## Task prompt
Match the string "Complete" against each line below, and copy every line that matches.

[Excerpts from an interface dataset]
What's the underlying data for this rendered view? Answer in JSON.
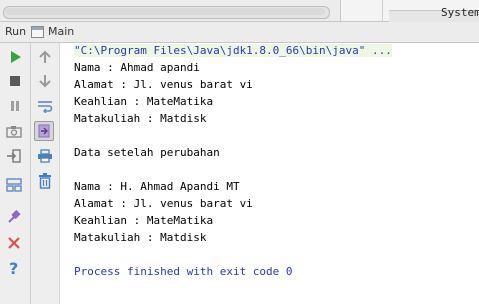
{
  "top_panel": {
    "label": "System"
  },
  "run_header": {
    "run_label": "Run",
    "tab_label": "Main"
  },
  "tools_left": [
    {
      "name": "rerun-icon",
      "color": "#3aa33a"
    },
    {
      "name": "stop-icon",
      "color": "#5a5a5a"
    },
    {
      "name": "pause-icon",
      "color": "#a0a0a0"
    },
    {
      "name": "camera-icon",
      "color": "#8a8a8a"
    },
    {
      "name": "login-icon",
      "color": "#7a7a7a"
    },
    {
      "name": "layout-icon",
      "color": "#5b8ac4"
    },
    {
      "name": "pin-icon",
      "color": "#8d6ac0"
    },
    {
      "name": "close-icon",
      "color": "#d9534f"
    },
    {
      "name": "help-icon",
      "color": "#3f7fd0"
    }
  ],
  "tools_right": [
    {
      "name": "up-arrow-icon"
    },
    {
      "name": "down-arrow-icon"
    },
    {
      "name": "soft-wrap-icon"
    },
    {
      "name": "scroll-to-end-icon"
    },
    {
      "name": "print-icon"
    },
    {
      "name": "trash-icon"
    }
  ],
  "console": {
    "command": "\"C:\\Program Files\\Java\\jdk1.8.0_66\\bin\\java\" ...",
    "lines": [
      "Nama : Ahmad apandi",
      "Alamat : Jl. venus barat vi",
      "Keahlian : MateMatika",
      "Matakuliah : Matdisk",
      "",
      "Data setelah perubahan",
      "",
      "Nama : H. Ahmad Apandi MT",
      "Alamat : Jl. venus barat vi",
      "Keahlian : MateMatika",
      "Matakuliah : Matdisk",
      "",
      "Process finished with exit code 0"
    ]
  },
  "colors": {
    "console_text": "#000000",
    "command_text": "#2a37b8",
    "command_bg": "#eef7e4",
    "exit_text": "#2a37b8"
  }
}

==

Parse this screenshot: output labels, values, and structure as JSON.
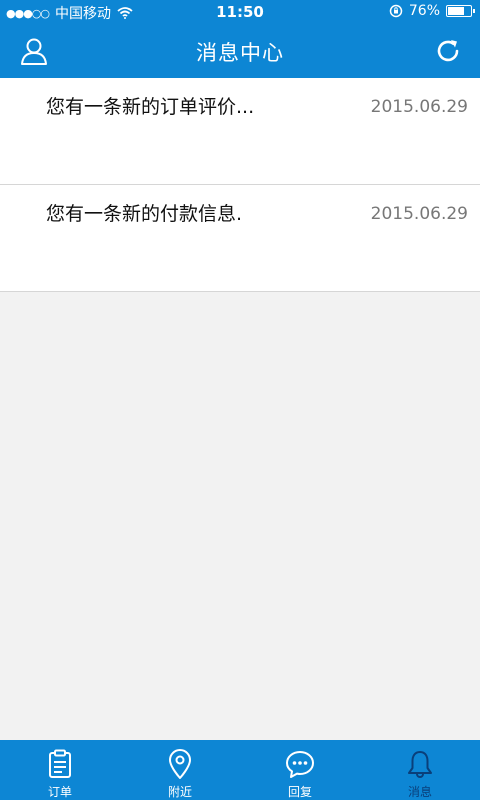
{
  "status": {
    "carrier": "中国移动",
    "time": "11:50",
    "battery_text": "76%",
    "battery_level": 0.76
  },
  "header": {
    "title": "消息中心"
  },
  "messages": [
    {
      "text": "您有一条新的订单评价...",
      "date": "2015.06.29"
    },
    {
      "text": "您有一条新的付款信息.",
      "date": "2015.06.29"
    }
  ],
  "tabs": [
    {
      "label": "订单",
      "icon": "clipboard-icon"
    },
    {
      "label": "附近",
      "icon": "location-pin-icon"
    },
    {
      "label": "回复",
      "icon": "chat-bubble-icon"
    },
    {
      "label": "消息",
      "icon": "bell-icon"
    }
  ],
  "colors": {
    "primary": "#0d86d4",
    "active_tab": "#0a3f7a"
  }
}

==

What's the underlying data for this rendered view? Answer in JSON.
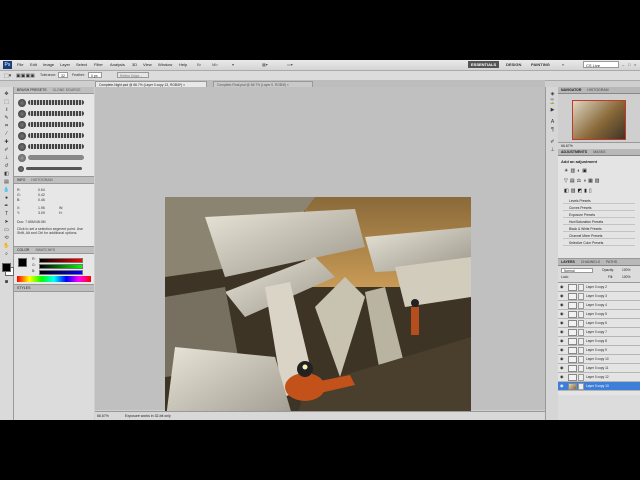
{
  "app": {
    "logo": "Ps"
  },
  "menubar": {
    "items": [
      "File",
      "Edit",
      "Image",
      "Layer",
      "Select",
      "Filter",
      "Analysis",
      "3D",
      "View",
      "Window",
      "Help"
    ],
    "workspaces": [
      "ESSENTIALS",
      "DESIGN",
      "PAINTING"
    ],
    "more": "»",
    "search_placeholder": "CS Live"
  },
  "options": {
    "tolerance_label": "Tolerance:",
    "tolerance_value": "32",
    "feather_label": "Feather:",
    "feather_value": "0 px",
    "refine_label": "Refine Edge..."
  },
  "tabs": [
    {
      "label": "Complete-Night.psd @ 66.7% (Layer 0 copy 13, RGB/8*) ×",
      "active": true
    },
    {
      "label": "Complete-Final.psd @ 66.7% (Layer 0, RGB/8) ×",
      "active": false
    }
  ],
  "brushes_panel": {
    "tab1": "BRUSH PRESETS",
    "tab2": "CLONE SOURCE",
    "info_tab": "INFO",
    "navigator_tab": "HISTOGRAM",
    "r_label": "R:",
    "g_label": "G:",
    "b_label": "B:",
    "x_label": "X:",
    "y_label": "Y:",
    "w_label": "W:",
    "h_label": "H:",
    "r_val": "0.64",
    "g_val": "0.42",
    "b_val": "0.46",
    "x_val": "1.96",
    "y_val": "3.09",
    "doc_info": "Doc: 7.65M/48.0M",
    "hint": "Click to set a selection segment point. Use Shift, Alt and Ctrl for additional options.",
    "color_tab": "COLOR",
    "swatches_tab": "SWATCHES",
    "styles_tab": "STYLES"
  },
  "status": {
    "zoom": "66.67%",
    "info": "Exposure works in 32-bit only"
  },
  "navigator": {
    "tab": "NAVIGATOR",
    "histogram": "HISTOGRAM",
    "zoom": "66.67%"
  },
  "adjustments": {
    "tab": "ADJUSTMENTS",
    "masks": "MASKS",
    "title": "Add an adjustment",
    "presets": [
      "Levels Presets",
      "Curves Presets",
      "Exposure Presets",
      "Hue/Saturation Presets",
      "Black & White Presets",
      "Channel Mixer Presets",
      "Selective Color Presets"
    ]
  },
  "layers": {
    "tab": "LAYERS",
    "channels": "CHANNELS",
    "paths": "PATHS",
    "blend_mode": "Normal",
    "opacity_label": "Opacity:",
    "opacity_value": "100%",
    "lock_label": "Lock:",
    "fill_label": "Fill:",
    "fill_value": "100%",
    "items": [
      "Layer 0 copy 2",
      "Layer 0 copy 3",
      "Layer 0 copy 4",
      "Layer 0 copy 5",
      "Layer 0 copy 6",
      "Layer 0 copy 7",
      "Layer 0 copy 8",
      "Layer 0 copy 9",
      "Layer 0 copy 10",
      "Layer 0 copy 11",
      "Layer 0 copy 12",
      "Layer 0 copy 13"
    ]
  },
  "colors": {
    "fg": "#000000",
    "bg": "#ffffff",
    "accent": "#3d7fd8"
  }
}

## Worked solution
      "label": "Complete-Night.psd @ 66.7% (Layer 0 copy 13, RGB/8*) ×",
      "label": "Complete-Final.psd @ 66.7% (Layer 0, RGB/8) ×",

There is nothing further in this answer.